This article is correct as of 12th November 2019
The Supreme Court Assembly of Civil Chambers rendered a decision on the right to be forgotten in 2015, before the enactment of any legislation on Personal Data Protection. Turkey’s Data Protection Law is based on the Directive 95/46/EC and does not have any regulations on the right to be forgotten.
However, the case law acknowledges the right to be forgotten as a personal right and a precedent decision has been developed on the right to be forgotten in the decision of the Supreme Court dated June 17, 2015 (The Decision of the Supreme Court on the Right to be Forgotten numbered 2014/4-56 E. and 2015/1679 K. dated 17.06.2015).
In the dispute subject to the decision in question, the plaintiff is a victim of sexual assault which was committed 4 years ago. The victim had filed a legal action against the assault back at that time and a decision had been rendered for the crime of assault. However, the subject judgment was published in a criminal law book with the name of the victim without a pseudonym.
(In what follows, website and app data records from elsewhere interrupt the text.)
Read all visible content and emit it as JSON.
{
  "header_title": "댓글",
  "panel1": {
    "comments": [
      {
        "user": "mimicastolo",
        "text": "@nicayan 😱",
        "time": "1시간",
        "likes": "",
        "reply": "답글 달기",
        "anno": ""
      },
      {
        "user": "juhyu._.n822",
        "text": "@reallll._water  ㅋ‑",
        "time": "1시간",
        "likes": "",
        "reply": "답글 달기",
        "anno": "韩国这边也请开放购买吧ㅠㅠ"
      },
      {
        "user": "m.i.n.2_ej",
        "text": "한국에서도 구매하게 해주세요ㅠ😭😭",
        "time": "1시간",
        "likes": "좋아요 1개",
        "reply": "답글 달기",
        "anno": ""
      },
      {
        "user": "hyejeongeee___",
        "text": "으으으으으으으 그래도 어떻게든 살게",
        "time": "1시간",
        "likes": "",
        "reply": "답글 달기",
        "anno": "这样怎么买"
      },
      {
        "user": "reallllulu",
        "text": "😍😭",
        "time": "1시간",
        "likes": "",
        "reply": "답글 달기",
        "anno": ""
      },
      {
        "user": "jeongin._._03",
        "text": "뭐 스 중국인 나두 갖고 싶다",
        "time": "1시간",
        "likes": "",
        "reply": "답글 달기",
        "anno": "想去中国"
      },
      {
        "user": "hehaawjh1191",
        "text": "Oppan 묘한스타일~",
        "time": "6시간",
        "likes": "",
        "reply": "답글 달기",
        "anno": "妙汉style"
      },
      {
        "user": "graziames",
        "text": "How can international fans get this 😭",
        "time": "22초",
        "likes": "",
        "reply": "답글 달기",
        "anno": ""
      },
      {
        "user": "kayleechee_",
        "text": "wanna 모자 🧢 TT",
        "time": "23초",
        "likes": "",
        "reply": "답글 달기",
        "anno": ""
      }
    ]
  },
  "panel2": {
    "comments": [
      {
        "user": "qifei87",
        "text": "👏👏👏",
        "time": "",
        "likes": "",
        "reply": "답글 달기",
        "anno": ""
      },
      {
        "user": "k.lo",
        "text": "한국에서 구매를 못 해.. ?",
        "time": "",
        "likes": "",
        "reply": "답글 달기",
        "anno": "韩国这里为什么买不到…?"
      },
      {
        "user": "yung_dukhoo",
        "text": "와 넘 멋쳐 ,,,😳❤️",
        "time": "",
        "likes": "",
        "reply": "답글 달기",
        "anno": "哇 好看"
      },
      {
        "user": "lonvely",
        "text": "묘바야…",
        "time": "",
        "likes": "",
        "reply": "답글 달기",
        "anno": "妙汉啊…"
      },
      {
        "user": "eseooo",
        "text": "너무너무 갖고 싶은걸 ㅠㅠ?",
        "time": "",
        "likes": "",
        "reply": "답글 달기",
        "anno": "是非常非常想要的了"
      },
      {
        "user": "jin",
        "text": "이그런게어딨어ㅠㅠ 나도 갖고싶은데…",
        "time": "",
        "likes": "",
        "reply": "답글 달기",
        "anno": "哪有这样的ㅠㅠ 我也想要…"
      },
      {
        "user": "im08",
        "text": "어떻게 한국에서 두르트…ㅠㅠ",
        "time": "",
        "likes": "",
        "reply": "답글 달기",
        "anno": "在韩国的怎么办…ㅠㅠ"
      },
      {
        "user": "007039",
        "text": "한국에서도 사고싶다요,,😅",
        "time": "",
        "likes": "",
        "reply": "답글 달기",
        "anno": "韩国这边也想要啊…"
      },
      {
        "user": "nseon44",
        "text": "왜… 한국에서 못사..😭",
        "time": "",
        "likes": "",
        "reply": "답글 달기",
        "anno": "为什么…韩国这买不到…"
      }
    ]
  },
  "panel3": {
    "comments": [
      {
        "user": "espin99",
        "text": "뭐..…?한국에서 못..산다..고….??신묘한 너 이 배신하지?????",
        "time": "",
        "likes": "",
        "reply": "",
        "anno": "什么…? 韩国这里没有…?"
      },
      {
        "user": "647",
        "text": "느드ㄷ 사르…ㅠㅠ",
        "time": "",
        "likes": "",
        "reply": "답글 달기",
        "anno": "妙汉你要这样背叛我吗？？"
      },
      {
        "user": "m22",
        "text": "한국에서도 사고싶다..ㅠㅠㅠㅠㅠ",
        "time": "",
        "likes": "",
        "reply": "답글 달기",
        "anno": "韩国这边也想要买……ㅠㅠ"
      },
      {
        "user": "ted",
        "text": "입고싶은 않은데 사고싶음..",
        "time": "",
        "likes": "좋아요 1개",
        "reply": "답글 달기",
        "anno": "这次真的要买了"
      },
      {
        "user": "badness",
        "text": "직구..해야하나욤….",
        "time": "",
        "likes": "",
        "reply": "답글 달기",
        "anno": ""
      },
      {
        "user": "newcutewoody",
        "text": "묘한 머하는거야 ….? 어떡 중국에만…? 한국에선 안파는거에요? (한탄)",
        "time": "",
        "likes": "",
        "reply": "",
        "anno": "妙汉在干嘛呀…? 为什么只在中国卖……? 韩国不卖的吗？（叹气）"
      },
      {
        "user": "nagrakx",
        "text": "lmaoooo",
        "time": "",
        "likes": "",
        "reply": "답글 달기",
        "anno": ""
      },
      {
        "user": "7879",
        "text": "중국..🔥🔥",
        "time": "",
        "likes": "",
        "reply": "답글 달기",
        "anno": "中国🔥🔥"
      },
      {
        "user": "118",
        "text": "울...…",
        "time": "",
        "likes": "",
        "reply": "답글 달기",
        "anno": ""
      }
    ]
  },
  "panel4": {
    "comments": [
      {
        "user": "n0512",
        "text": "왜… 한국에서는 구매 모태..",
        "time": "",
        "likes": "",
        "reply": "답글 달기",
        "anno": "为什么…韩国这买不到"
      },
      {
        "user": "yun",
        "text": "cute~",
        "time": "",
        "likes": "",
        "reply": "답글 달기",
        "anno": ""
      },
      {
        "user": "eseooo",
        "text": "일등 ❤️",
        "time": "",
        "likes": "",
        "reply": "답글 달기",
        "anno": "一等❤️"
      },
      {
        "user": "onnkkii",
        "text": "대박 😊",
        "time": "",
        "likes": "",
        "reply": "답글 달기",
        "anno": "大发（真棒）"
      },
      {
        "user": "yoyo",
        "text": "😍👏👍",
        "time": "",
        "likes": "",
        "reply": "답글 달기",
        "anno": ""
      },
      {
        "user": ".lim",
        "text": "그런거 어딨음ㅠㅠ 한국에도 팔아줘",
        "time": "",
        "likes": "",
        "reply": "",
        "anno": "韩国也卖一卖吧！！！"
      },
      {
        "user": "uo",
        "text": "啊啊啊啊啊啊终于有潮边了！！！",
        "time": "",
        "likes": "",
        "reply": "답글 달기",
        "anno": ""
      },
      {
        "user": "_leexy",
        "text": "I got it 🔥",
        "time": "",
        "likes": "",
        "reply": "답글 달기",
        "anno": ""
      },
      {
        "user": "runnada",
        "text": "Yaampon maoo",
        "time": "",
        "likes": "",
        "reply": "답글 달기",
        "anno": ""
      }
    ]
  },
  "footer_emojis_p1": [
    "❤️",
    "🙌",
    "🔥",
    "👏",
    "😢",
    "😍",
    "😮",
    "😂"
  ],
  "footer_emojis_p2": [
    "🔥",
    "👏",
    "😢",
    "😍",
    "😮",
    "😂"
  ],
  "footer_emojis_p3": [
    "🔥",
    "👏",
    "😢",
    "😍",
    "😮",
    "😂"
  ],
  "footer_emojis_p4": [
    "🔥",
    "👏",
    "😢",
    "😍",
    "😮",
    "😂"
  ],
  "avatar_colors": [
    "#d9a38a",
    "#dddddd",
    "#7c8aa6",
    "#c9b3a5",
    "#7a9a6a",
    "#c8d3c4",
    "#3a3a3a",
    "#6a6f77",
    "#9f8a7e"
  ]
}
The plaintiff, who was the victim in the criminal case, claimed that having her name used without a pseudonym in a criminal law book constituted an attack against her personal rights and requested compensation.
The parties appealed the decision of the First Instance Court which partially accepted the court action. The 4th Civil Chamber of the Supreme Court decided that such publication does not constitute an attack on personal rights since the book from which the plaintiff claims her name to be removed is a treatise and the name of the plaintiff could be used without a pseudonym within the scope of freedom of scientific study which prevails over personal interests.
As a result of the insisting decision of the First Instance against the decision of reversal by the 4th Civil Chamber of the Supreme Court, the case was referred to the Supreme Court Assembly of Civil Chambers.
The Supreme Court Assembly of Civil Chambers outlines that the border between the right of protection of personal data and personal rights and the freedom of science and art studies should be evaluated carefully.
The Chamber considered the protection of personal data as closely related to human rights and stated that disclosing personal data may, initially, violate privacy and also offend various other associated rights.
The Chamber defines the right to be forgotten as a right to request the erasure and the prevention of the transmission of personal data which is not preferred to be known by third parties and as a right to request the data to be forgotten which may be related to a negative past instance stored in a digital memory.
The description of the right to be forgotten in the decision is: “The right to be forgotten provides an individual with the right of “controlling his/her past”, “requesting certain matters to be erased from his/her past or not be recalled”, while vesting obligations on the addressee of the data to take measures for avoiding the recall of the information of the individual or to prevent the use of such information by third parties. It is accepted that such right provides the right to compel third parties to erase the content related to the individual such as photos and internet blogs and the right to demand the removal of information with respect to past punishments or information and photos which may cause unfavorable comments on the individual. On the other hand, in order to protect such right, necessary measures for the impossible recall of the individuals’ pasts in respect of certain aspects should be taken.”
As can be seen, the right to be forgotten is specified in detail in the aforementioned decision and it is recognized that the right to be forgotten is strictly associated with personhood.
Consequently, it is concluded in the judgment that quoting the name of the individual in the book without a pseudonym violates the right to be forgotten as well as the privacy of the individual.
It is also noted in the judgment that the data subject to the right to be forgotten are not only data in the digital media but also data in printed publications.